MountainTigerWolf BeatRoute Story
in love with the modern world
By Stefan Petersen
There’s certainly something intriguing about Vancouver native Bradley Ferguson, the one-man band behind bradley and the recently released MountainTigerWolf album.
From the outset, bradley's music prompts you to surrender your senses and be taken away on a journey. With apparent ease, he manages to send the listener into surreal and emotive landscapes with quirky, and somewhat chaotic, aural distractions. As bizarre as it is, it leaves listeners wanting to know more.
“Some people really like it and some people don’t know what to think of it,” declares Bradley. “There’s a certain sound in the Canadian music scene right now that couldn’t be further from what I’m doing, really.”
Having previously released Joystick, a 2005 collaborative electro/pop effort with Coco Love Alcorn, and often playing the part of the hired gun bass player for many bands, it is with bradley that he has been able to craft his own unique electro/acoustic blend.
MountainTigerWolf is bradley’s second album, the follow up to the 2007 release Pink Pill Program, and there is a sense of personality within the record that is delivered directly by the songwriter/producer himself. Created mostly with an analog Novation Bass Station synth and a computer, bradley has been able to fuse and manipulate the worlds of electronica and guitar to create his own unique and thought-provoking music.

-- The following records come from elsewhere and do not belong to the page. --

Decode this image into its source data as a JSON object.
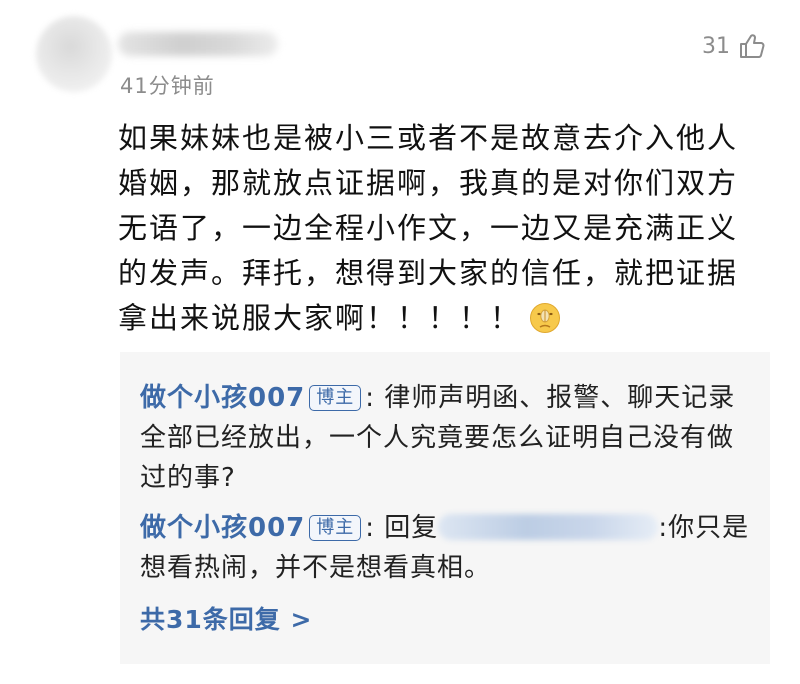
{
  "comment": {
    "timestamp": "41分钟前",
    "like_count": "31",
    "body_lines": [
      "如果妹妹也是被小三或者不是故意去介入他人",
      "婚姻，那就放点证据啊，我真的是对你们双方",
      "无语了，一边全程小作文，一边又是充满正义",
      "的发声。拜托，想得到大家的信任，就把证据",
      "拿出来说服大家啊！！！！！"
    ],
    "icons": {
      "like": "thumbs-up-icon",
      "emoji": "hush-emoji-icon"
    }
  },
  "replies": {
    "items": [
      {
        "author": "做个小孩007",
        "badge": "博主",
        "text": ": 律师声明函、报警、聊天记录全部已经放出，一个人究竟要怎么证明自己没有做过的事?"
      },
      {
        "author": "做个小孩007",
        "badge": "博主",
        "reply_prefix": ": 回复",
        "text": ":你只是想看热闹，并不是想看真相。"
      }
    ],
    "view_all": "共31条回复 >"
  },
  "colors": {
    "link": "#3d6aa8",
    "muted": "#8c8c8c",
    "reply_bg": "#f6f6f6"
  }
}
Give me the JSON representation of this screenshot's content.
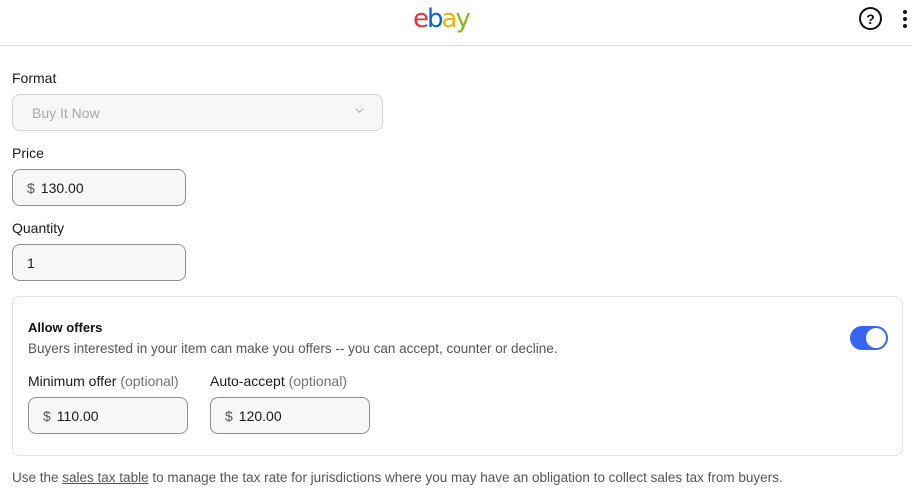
{
  "header": {
    "logo_letters": [
      "e",
      "b",
      "a",
      "y"
    ],
    "help_symbol": "?",
    "brand_colors": {
      "e": "#e53238",
      "b": "#0064d2",
      "a": "#f5af02",
      "y": "#86b817"
    }
  },
  "form": {
    "format": {
      "label": "Format",
      "value": "Buy It Now",
      "disabled": true
    },
    "price": {
      "label": "Price",
      "currency": "$",
      "value": "130.00"
    },
    "quantity": {
      "label": "Quantity",
      "value": "1"
    },
    "offers": {
      "title": "Allow offers",
      "description": "Buyers interested in your item can make you offers -- you can accept, counter or decline.",
      "enabled": true,
      "toggle_color": "#3665f3",
      "minimum": {
        "label": "Minimum offer",
        "optional": "(optional)",
        "currency": "$",
        "value": "110.00"
      },
      "auto_accept": {
        "label": "Auto-accept",
        "optional": "(optional)",
        "currency": "$",
        "value": "120.00"
      }
    }
  },
  "footer": {
    "text_before": "Use the ",
    "link_text": "sales tax table",
    "text_after": " to manage the tax rate for jurisdictions where you may have an obligation to collect sales tax from buyers."
  }
}
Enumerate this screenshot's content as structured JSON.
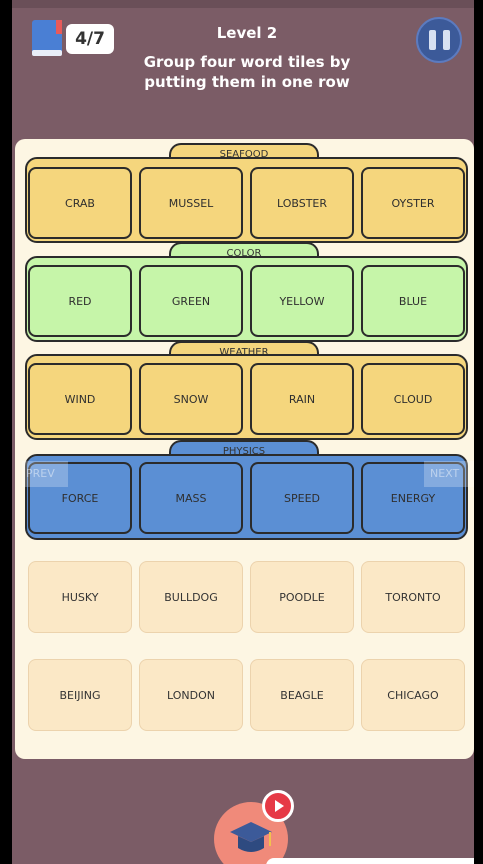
{
  "header": {
    "progress": "4/7",
    "title": "Level 2",
    "instruction_line1": "Group four word tiles by",
    "instruction_line2": "putting them in one row"
  },
  "icons": {
    "book": "book-icon",
    "pause": "pause-icon",
    "hint": "graduation-cap-icon",
    "video": "play-icon"
  },
  "colors": {
    "background": "#7b5c66",
    "board": "#fdf6e3",
    "seafood": "#f5d67d",
    "color": "#c6f5a9",
    "weather": "#f5d67d",
    "physics": "#5b8fd4",
    "free_tile": "#fbe8c6"
  },
  "groups": [
    {
      "label": "SEAFOOD",
      "tiles": [
        "CRAB",
        "MUSSEL",
        "LOBSTER",
        "OYSTER"
      ]
    },
    {
      "label": "COLOR",
      "tiles": [
        "RED",
        "GREEN",
        "YELLOW",
        "BLUE"
      ]
    },
    {
      "label": "WEATHER",
      "tiles": [
        "WIND",
        "SNOW",
        "RAIN",
        "CLOUD"
      ]
    },
    {
      "label": "PHYSICS",
      "tiles": [
        "FORCE",
        "MASS",
        "SPEED",
        "ENERGY"
      ]
    }
  ],
  "remaining_tiles": [
    [
      "HUSKY",
      "BULLDOG",
      "POODLE",
      "TORONTO"
    ],
    [
      "BEIJING",
      "LONDON",
      "BEAGLE",
      "CHICAGO"
    ]
  ],
  "nav": {
    "prev": "PREV",
    "next": "NEXT"
  }
}
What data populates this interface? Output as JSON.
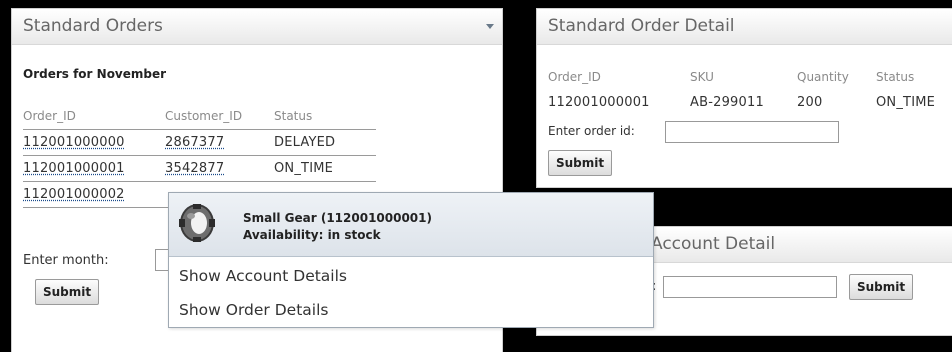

So how exactly does one go about creating songs that don't appear to follow any pre-defined structure?
"Some tunes were completely written on guitar as like folk tunes sort of thing, but then it's like, ‘Well, this isn't really how I want to put it out there. I want it to be folk tunes with a whole different world attached,’" he explains.
The fact that bradley had never written a song before turning his computer into a studio somewhat explains the method within the madness. In simple terms he says, "Realistically having the whole computer era, for me, is magic." This has allowed him the freedom to explore and create music on his own timeline, something that is reflected in his experimental songwriting style. "I really can’t hang onto things that aren't kind of immediately working out for me. I just get too frustrated and too like, ‘This is totally awful,’" he adds.
Within this experimental setting, it seems fitting bradley would include a reworked cover of the David Bowie classic "Fame" – in this case, entitled "Fainne". Bradley enthused, "I love David Bowie and what he has kind of done over the years… Y'know, it's one groundbreaking musical style after another." The song itself, Bradley says, began to feel like one of his own, as did the second cover on the album, a beautifully worked take on the Great Aunt Ida track "Little Voice." There is a distinct craft in taking another artist's music and making it yours, and, unassumingly, bradley manages to weave his own unique magic into each track whilst paying homage to artists that both inspire and provoke him.
So what does the future hold for bradley? Having recently finished a tour supporting the LP release, he is in no hurry to get back on the road, instead preferring to look ahead to his upcoming Vancouver show and see where the album takes him. With an eye on a possible Canadian tour in the fall and the possibility of a European tour in the future, there will be no shortage of chances for fans to journey into bradley's world.